I recently saw Edward Lendel speak on his book To Conquer Hell about the Meuse-Argonne Offensive during World War I. He asked his audience why more Americans didn’t know about this battle involving nearly 1 million American soldiers or about the American participation in World War I at all.
I was thinking about this question as I read Professor Lendel’s well-written history. I thought back to my youth.
I recalled sitting at a dinner table with my dad, and my two grandfathers back 45 years ago. Dad was a World War II vet. His father, Edwin, had joined the American army when the country went to war, but had not completed his stateside training before the Armistice. My mom’s father, Joe, had not joined, and there were rumors that he had avoided the draft.
The Vietnam War was going on and the folks Tom Bokaw would call The Greatest Generation were showing themselves to be The Most Annoying Generation, something we don’t mention often these days. The victorious World War II vets would buttonhole devastated guys returning from Vietnam and mock their failure to “beat a bunch of gooks in the jungle”. And any time a World War I vet mentioned “his war”, the World War II guys would say something like “You didn’t finish the job, so we had to”.
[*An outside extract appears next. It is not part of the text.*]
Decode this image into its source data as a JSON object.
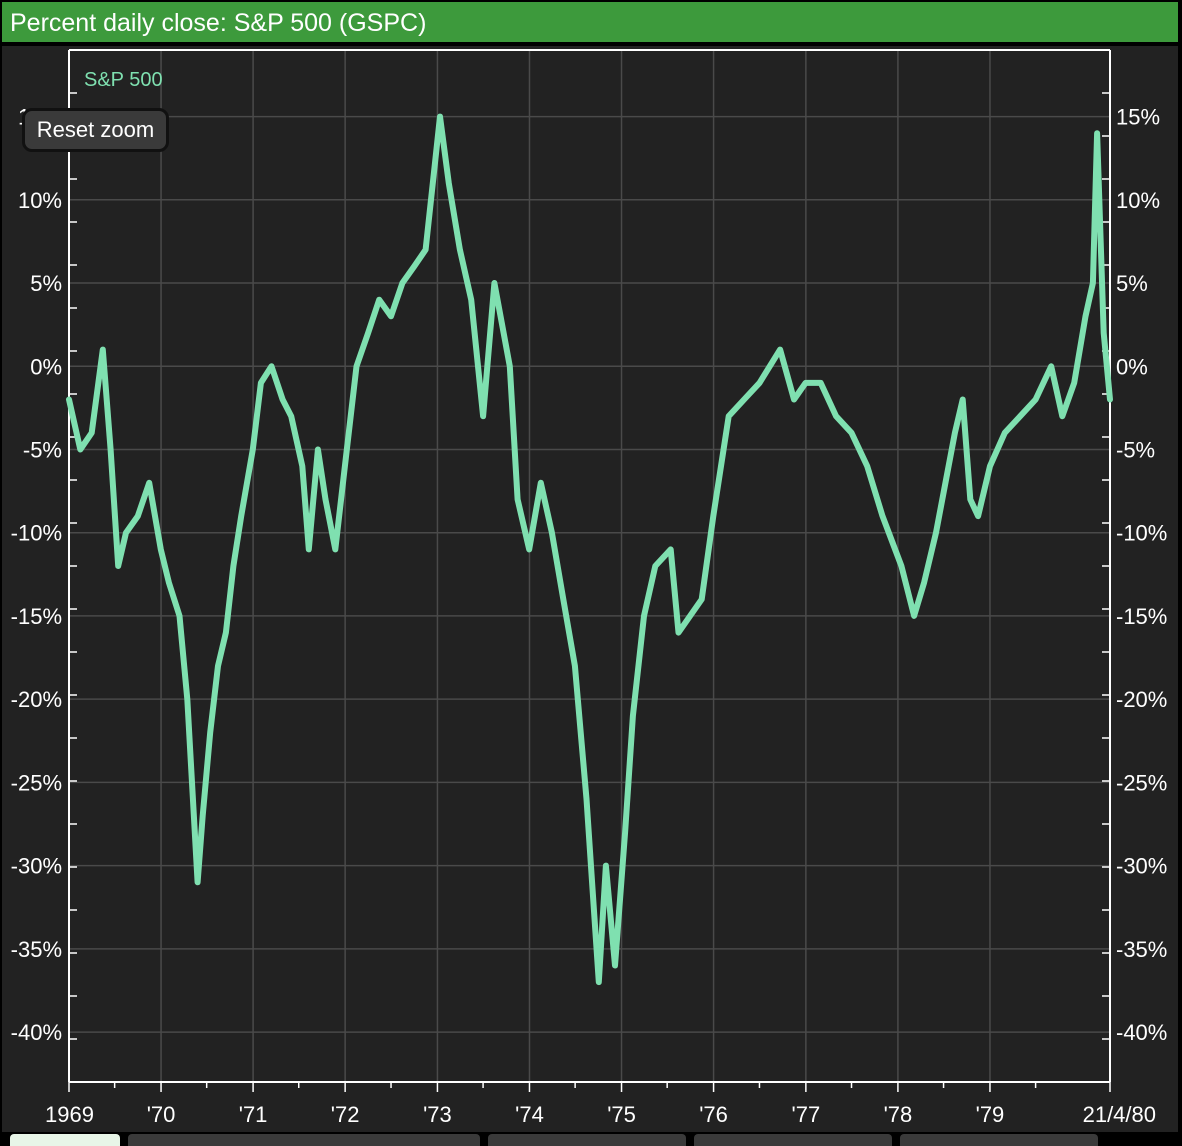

My two grandpas were of the World War I generation. Edwin and his brother served. They were both born in the United States, but they had the German name “Jung”. While they were in the military, ready to die for America, their family was subjected to anti-German threats and harassment and changed the name to “Young”.
Grandpa Joe, born on the Lower East Side, didn’t see why he should “fight for freedom” when that meant he would be defending the British Empire which still held his cousins in Ireland in thrall. The fact that the British had violently suppressed a revolt in Dublin the year before the Americans joined the fight, shooting Irish prisoners, did not make World War I popular among Irish American New Yorkers.
Both grandfathers told me that they knew there was no glory in going to fight that war before the U.S. got in it. The war had already been dragging on for three years before the Americans entered, and everyone understood that the Western Front was a scene of industrialized butchery.
My family experience probably explains a lot about our failure of memory of the Great War. It was unpopular with many Americans, who saw it as a defense of French and British imperialism. The carnage was so horrific that Wilson was re-elected in 1916 on the slogan “He kept us out of war”. It led to outbreaks of prejudice against Americans of German descent, our largest ethnic group. And it seemed to settle nothing. It didn’t forestall the next war, it may have even caused it.
The brief American experience in the War also has something to do with its failure to imprint on our consciousnesses. Most American troops were fighting in Europe for less than two months when the war ended. Nearly all American casualties were sustained in the last six weeks of the war. For Americans, this was not an epic struggle, it was a short experience of brutality under inept leaders.
The fact that America was England’s and France’s junior partner did not help matters any.
Lengel’s book on the war is a nicely written, somewhat old-fashioned, military history.
You’ll learn that the French and British, in the first days of the War back in 1914, innocently believed that fighting spirit conquered all. They launched massed infantry attacks into the face of harrowing German machine gun fire over and over during the early days of the war only to see thousands of their soldiers killed in a matter of days. They adapted by turning to trench warfare, utilizing infiltration tactics on the offense rather than Napoleonic charges.
When the American commander Pershing led his army to France in 1918, he was sure his allies had it all wrong. As a modern American he advocated a return to the tactics that had failed so miserably in 1914, thereby insuring the needless deaths of thousands of his soldiers. He adopted the same approach to the battlefield as had been used so disastrously by Robert E. Lee on July 3, 1863!
Pershing had been a emotional shell since his wife and children had been burned to death in their army house in San Francisco. He became emotionally incapacitated and intellectually rigid. He came to be seen as an amateur by the other allied commanders and as a butcher by many of his men.
Pershing’s West Pointer underlings hurried the citizen soldiers under their command to their deaths. The men of the American Expeditionary Force may have fought out of patriotic devotion, but their leaders often utilized their men primarily to promote their own careers. Knowing that Pershing valued the commanders’ ability to order soldiers into suicidal charges, these general and colonels would not spare their men’s blood if it interfered with the chance for promotion.
Five decades after 1918, an oral historian interviewed aged veterans of the Great War. One, who soldiered throughout the Meuse-Argonne battle, was asked what he thought of the battle. “Well, I think it was a fucked-up mess”, he responded. The historian wrote that nearly all the other retired soldiers held the same view.
Most of the Americans killed in World War I were killed in the last weeks of the war. Many were killed or permanently maimed on the last day of the war by officers ordering charges even though they knew the war was within minutes of ending. Glory, even the glory of vain attacks, was the path to promotion and too many American officers placed their careers above the lives of their men.
Why don’t we remember the Great War? We Americans are not fond of our mistakes.
Note: I wrote a separate blog about Lengel’s treatment of immigrant soldiers during the war. Turns out the Army was a bi-lingual service in which about 15% of soldiers were foreign born, with many not speaking English.